Dry Eye Syndrome
What is Dry Eye Syndrome?
Dry eye syndrome usually refers to a lack of moisture reaching the ocular surface or the tears that reach the ocular surface evaporate too quickly. 65% of patients with dry eye syndrome symptoms have a condition called Meibomian Gland Dysfunction. These lubricating Meibomian Glands provide the protective oil layer that prevents tears from evaporating. With this condition, the glands can become obstructed and an inadequate amount of protective oil is present in your tears.
Factors such as the environment, the aging process, hormonal changes, medications, inadequate blinking, poor diet, and systemic diseases can all play a significant role in reducing this moisture. Occasionally, dry eye syndrome is related to underlying systemic conditions such as Rheumatoid Arthritis, Sjogren’s Syndrome, Sarcoidosis, Systemic Lupus Erythematosus, Parkinson’s Disease, Dementia, and a multitude of autoimmune diseases.
Tears are Made Up of Three Layers:
- Lipid (oil) layer: lubricates and prevents evaporation
- Aqueous (water) layer: nourishes and protects the cornea
- Mucin layer: adheres tears to the eye
Common Dry Eye Symptoms:
- Discomfort and irritation
- Grittiness or feeling of a foreign body in the eye
- Burning or stinging sensation
- Vision disturbance
- Sensitivity to light
Lifestyle Impacts from Dry Eye Syndrome:
- Difficulty performing visual tasks, such as reading, using a computer, driving and watching television

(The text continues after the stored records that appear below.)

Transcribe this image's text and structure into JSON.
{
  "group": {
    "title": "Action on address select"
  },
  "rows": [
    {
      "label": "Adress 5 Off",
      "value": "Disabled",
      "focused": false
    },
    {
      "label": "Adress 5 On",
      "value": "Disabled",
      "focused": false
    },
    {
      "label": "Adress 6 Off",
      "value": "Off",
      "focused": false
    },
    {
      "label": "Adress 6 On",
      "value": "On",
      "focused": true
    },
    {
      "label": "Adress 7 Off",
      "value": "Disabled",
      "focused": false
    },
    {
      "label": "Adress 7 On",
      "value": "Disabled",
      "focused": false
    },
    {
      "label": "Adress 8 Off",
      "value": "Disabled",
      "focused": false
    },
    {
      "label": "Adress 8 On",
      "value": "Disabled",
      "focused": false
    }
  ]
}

- Inability to wear contact lenses
- Constant use of eye drops
- Trouble being out in the sun
- Symptoms that worsen late in the day